Banners are made from PVC banner material. Just like paper / card printing, banners' thickness is measured in grams per square metre (GSM). They're usually around 540gsm (avoid anything much thinner if you want it to stand up to the autumn wind for more than 10 minutes). The edges of banners should be folded and stitched (hemmed) adding extra strenth to the eyelets (which you'll use to secure your banner to railings etc). When putting the banner up keep it as tight as possible - flapping around in the wind will damage it very quickly.

Thursday, 13 October 2016

Tips for designing spooky halloween flyers

For me, Halloween marks the start of the most magical time of year. As the nights draw in during late October we enter a season of fun, culminating, of course, with Christmas. For many halloween has become too commercial, but for retailers it's an undeniable opportunity to spook things up and give business a bewitched boo-st. 

If you run a small business Halloween is a great time to get ghoulish with your marketing, so here's our top tips for designing spooky halloween flyers.

How to make a flyer look spooky?

The best place to start is with a background graphic which covers the whole page / canvas. A6 and A5 Flyers will work best. Take a look here for some free halloween vector graphics. Keep your text simple and clear, using a large typeface, and go for blacks and oranges as your main colours. Make sure your offer is clear, and include a big call to action so you can measure the success of your scary halloween flyers.

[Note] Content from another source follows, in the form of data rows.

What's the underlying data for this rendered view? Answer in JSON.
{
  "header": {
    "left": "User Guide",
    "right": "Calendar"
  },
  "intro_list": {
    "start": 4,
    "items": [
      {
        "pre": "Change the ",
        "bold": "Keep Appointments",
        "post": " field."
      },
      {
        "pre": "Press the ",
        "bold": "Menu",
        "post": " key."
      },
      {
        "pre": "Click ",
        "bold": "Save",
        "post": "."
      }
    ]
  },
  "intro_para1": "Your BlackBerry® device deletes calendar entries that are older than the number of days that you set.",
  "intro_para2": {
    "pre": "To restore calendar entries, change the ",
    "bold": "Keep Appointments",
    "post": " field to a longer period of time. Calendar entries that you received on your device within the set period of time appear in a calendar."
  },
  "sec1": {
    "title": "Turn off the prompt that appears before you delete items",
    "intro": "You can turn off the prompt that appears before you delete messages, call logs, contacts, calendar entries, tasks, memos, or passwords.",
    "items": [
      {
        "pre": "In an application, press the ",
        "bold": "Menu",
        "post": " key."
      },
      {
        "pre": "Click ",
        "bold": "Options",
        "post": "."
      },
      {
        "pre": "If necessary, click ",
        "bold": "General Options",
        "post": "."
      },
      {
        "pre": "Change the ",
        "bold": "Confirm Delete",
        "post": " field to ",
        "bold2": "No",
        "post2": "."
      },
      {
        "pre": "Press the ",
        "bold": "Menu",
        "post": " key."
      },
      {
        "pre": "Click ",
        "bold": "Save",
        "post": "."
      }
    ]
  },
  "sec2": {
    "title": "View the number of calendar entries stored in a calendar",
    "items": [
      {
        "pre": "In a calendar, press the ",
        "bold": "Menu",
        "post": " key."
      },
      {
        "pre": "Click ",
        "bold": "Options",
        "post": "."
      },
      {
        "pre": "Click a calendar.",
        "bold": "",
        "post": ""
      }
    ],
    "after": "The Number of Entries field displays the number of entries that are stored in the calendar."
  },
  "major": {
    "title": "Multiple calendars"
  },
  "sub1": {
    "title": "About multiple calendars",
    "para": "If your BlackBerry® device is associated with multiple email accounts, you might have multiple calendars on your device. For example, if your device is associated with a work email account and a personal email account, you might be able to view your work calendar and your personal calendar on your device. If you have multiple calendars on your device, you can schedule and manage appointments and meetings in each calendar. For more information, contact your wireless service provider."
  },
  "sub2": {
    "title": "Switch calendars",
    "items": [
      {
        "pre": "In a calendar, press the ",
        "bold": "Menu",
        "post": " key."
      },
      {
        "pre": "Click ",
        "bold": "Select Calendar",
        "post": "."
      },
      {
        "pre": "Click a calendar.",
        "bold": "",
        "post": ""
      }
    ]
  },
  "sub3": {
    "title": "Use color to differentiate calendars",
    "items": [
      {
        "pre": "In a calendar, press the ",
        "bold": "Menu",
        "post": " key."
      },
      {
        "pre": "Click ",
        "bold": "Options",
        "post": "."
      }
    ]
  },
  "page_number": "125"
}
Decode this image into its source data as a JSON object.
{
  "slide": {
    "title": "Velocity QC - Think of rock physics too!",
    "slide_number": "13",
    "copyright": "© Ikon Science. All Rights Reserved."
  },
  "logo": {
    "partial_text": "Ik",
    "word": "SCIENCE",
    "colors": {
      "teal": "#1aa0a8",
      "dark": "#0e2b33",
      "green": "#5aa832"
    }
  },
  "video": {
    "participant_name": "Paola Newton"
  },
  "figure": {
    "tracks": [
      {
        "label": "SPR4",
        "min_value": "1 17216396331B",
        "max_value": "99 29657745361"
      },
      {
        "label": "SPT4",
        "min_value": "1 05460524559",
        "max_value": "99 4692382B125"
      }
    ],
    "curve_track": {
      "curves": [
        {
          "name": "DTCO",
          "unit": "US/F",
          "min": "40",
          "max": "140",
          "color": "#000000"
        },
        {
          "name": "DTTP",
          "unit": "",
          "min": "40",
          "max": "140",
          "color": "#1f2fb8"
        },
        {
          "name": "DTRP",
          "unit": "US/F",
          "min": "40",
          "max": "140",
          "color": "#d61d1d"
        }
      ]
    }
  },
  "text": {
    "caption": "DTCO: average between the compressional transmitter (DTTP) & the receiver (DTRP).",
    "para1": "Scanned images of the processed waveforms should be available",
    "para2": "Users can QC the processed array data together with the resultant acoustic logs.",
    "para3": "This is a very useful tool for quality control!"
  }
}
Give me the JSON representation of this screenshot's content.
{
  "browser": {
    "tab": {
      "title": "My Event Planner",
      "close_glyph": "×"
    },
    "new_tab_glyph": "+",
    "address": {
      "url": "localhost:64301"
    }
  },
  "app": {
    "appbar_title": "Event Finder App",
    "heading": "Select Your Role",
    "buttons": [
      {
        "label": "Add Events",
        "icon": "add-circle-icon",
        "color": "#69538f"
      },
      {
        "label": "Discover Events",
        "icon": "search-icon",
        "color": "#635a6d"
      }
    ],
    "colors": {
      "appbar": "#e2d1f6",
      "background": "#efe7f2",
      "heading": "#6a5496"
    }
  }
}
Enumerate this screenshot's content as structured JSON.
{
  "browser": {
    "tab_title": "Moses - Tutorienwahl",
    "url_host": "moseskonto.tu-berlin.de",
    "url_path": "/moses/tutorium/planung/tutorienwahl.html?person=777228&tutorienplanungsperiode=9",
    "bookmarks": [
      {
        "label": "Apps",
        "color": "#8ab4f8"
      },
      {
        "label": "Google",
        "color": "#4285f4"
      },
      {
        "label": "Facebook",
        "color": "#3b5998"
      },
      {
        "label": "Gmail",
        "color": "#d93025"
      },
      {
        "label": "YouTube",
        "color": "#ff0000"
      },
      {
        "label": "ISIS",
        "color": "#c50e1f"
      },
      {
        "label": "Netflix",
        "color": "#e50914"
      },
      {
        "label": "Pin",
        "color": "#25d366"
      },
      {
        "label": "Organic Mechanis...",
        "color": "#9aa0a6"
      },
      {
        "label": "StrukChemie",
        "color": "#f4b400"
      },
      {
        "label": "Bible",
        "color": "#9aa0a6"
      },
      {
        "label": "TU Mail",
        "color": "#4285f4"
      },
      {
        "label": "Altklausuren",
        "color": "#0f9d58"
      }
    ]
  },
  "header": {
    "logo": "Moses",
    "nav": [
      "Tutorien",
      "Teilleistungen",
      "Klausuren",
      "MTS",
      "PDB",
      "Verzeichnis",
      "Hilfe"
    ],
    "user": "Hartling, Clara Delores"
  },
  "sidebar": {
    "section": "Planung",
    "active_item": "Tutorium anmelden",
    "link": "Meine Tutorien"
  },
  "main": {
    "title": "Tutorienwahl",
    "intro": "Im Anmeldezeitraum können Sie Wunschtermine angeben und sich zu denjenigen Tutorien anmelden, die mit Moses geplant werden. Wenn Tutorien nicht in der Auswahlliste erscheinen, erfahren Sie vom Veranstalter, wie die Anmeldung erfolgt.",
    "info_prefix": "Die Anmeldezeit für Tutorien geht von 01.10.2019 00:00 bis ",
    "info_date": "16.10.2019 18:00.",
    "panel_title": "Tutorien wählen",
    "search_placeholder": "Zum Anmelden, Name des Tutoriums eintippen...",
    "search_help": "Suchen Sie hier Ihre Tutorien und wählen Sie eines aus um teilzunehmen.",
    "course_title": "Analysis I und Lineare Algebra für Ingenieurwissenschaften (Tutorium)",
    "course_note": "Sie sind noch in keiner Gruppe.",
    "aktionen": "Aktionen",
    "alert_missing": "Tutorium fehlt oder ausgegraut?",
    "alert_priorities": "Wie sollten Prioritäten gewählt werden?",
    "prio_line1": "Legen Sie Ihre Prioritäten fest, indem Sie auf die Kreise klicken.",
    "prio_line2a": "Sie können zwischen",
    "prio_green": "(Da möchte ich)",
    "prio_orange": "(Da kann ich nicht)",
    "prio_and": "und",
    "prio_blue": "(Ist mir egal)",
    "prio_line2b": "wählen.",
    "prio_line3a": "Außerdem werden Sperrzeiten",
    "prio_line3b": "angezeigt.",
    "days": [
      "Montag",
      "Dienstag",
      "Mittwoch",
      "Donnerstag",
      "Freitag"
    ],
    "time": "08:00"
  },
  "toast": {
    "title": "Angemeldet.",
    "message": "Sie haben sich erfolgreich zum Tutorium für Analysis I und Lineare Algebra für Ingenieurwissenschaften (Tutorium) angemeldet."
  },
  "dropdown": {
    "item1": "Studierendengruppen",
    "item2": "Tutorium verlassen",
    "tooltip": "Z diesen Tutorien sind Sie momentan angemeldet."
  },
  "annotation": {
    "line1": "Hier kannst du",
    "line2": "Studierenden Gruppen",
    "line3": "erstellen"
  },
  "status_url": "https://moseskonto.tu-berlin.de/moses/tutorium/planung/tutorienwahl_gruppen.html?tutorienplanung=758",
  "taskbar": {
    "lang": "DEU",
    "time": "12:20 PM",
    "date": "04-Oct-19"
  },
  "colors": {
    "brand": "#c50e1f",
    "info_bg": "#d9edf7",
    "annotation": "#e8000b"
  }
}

If you're going for an A5 size flyer you'll have plenty of space to let the image do the talking, so make this your focus, and keep the detailed info on the back.

You'll find a glossy finish will work best as this will keep the colours looking rich and vibrant, and make sure you remember the bleed (usually 3mm on all sides).

Should I go for a scary flyer or leaflet?

The difference between a flyer and leaflet is the thickness of the paper stock your printers uses. Leaflets are generally printed on thin paper (less than 250gsm), and Flyers are usually printed on thicker stock (above 300gsm). Which you go for will probably be decided by what you're using it for. If you're promoting a halloween party or club night you'll usually want to go thicker - they're easier to hold and harder to loose. If it's an offer you're promoting and you want to save some money, go for a leaflet printed on 130gsm or similar.

How can we help?

Of course I can't write this without a few shameless plugs, so it goes without saying if you'd like a hand with the printing just let us know - we can print 1000 A5 Leaflets for £50 or from just 250 Flyers from £40.

------- is the local printers offering cheap printing of leaflets, flyers, business cards and brochures with free delivery. Find out more at